Your instructions: Copy every line of the data that contains the string "title".

(Component data from apps and pages)

┌──

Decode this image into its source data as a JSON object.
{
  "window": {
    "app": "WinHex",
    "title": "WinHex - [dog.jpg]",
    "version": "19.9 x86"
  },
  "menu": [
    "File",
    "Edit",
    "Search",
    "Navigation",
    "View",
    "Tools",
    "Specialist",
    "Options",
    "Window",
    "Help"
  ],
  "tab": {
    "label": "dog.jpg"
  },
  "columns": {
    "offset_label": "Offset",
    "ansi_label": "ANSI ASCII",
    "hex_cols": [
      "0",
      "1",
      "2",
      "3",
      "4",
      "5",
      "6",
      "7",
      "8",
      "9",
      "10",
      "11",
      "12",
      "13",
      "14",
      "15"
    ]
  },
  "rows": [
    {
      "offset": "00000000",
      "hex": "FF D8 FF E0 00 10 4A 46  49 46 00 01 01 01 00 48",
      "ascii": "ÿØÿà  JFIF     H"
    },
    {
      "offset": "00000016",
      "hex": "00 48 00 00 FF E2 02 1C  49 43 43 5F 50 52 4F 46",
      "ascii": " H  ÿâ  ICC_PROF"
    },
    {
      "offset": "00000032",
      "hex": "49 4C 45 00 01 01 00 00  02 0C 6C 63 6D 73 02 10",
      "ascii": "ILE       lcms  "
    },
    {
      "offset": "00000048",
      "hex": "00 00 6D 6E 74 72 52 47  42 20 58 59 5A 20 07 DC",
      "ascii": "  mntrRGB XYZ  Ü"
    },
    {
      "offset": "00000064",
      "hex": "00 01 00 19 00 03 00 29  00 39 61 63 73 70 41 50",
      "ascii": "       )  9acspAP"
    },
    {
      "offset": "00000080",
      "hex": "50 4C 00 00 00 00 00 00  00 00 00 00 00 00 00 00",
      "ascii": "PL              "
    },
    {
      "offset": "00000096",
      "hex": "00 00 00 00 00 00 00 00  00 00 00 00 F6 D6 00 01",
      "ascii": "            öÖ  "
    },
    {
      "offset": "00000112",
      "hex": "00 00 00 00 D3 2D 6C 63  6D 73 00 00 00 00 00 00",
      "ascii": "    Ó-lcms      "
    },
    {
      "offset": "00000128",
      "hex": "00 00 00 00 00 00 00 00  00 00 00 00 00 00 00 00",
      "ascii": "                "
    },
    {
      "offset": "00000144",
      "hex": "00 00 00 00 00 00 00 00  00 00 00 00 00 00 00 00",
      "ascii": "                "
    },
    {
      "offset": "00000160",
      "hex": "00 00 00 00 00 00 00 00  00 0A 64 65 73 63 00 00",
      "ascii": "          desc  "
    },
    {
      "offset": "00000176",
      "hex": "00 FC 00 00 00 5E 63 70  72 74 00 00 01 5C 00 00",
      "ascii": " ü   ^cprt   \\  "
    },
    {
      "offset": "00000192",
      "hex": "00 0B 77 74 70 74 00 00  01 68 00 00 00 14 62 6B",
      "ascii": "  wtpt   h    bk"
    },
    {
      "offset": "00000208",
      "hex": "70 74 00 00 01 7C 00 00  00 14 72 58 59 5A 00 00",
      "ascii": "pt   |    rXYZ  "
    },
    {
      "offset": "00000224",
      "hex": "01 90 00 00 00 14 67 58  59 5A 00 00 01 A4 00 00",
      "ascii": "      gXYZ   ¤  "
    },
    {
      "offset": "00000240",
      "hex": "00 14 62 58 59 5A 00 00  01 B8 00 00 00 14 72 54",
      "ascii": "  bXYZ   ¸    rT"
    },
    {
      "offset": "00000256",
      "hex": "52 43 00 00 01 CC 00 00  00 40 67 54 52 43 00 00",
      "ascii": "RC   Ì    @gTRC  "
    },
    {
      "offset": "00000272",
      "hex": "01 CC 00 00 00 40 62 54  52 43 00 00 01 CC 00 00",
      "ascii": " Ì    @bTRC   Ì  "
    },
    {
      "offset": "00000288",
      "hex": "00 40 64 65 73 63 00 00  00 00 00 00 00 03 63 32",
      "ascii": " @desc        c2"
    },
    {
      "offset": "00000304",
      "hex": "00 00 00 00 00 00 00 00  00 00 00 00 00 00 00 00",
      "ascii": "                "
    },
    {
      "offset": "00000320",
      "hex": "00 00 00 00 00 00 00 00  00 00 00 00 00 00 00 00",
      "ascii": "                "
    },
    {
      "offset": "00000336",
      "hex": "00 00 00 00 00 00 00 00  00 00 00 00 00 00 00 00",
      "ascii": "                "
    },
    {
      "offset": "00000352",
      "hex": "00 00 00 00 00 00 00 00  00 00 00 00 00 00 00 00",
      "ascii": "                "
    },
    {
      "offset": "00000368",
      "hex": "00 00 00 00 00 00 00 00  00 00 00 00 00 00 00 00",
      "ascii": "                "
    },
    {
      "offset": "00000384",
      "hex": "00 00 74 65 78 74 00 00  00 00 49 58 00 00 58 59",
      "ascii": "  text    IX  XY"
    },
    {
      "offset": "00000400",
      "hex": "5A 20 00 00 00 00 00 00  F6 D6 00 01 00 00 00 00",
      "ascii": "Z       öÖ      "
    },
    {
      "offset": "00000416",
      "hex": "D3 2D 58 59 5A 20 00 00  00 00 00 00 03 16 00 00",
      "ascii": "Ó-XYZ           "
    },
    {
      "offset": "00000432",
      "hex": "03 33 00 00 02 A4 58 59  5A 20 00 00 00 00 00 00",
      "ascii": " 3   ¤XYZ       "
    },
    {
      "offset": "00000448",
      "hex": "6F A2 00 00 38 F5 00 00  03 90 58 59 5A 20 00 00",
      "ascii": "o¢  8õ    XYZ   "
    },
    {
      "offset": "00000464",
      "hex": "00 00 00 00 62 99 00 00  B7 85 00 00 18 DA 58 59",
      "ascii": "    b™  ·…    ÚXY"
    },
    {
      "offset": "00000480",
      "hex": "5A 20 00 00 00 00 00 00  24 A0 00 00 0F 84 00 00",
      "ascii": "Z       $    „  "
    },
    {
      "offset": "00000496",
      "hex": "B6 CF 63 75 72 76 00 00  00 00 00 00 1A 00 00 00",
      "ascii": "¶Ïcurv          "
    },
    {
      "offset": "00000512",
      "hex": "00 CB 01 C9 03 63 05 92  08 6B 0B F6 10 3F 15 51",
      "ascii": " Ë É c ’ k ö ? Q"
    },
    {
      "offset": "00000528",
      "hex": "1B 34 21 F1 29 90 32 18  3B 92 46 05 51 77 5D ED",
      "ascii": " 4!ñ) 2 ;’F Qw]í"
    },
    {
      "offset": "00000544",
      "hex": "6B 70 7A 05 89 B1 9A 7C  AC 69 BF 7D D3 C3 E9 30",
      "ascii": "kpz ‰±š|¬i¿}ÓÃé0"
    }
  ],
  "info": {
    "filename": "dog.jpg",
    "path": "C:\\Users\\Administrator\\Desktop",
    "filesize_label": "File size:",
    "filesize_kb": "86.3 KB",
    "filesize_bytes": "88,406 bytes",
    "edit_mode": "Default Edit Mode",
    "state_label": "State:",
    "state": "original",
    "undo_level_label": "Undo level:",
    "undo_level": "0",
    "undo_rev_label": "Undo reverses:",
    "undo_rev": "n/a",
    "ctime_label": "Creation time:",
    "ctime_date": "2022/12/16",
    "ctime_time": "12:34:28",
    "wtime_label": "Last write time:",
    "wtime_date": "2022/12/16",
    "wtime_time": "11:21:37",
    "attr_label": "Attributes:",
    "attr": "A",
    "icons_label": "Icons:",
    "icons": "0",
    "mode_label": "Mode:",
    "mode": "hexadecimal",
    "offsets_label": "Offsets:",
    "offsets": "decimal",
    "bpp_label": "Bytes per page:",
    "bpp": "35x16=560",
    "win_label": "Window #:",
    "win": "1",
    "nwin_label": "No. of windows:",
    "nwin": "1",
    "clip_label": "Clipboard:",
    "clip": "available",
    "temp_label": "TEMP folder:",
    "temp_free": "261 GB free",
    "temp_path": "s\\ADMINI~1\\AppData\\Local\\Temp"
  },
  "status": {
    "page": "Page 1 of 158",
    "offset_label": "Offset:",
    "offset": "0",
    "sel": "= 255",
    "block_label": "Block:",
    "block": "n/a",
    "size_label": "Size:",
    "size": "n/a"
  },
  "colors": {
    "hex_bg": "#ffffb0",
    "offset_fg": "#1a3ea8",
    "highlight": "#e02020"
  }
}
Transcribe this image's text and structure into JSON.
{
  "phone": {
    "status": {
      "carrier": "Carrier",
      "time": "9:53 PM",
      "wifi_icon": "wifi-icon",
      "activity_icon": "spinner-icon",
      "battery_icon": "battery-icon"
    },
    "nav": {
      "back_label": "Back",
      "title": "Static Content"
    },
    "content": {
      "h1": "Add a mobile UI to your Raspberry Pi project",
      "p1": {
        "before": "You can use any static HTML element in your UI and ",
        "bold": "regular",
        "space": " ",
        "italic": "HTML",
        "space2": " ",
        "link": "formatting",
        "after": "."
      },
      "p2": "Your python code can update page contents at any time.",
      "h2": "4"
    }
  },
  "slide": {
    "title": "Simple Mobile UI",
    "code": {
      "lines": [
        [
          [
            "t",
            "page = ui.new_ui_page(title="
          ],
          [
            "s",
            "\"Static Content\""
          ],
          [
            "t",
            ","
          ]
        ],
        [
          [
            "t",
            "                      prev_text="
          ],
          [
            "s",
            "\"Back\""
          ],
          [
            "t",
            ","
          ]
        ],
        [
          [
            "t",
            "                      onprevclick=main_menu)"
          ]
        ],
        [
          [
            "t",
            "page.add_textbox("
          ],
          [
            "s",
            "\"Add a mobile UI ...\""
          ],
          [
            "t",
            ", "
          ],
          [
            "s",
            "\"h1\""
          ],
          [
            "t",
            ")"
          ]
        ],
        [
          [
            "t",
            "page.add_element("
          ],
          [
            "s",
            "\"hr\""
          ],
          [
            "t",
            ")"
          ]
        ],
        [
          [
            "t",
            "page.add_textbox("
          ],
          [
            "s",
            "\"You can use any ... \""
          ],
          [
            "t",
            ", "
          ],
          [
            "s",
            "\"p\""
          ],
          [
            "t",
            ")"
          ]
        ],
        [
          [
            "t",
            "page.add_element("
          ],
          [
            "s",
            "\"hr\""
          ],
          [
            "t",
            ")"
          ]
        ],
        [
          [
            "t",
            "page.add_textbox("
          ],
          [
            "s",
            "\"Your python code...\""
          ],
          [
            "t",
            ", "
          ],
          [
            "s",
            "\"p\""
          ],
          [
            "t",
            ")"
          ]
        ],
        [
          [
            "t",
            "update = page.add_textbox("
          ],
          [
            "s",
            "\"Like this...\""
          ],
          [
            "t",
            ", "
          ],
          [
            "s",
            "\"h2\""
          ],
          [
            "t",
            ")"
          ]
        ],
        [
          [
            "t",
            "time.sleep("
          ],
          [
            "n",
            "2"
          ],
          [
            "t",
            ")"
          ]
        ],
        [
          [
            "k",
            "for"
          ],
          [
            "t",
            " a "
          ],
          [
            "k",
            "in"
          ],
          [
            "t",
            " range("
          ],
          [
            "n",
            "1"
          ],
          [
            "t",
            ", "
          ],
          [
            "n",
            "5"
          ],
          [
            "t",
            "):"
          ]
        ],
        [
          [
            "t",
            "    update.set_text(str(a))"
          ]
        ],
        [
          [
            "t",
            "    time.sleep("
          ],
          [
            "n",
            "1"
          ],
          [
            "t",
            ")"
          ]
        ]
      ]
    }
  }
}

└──

Answer area:
    "title": "WinHex - [dog.jpg]",
      "title": "Static Content"
    "title": "Simple Mobile UI",
            "page = ui.new_ui_page(title="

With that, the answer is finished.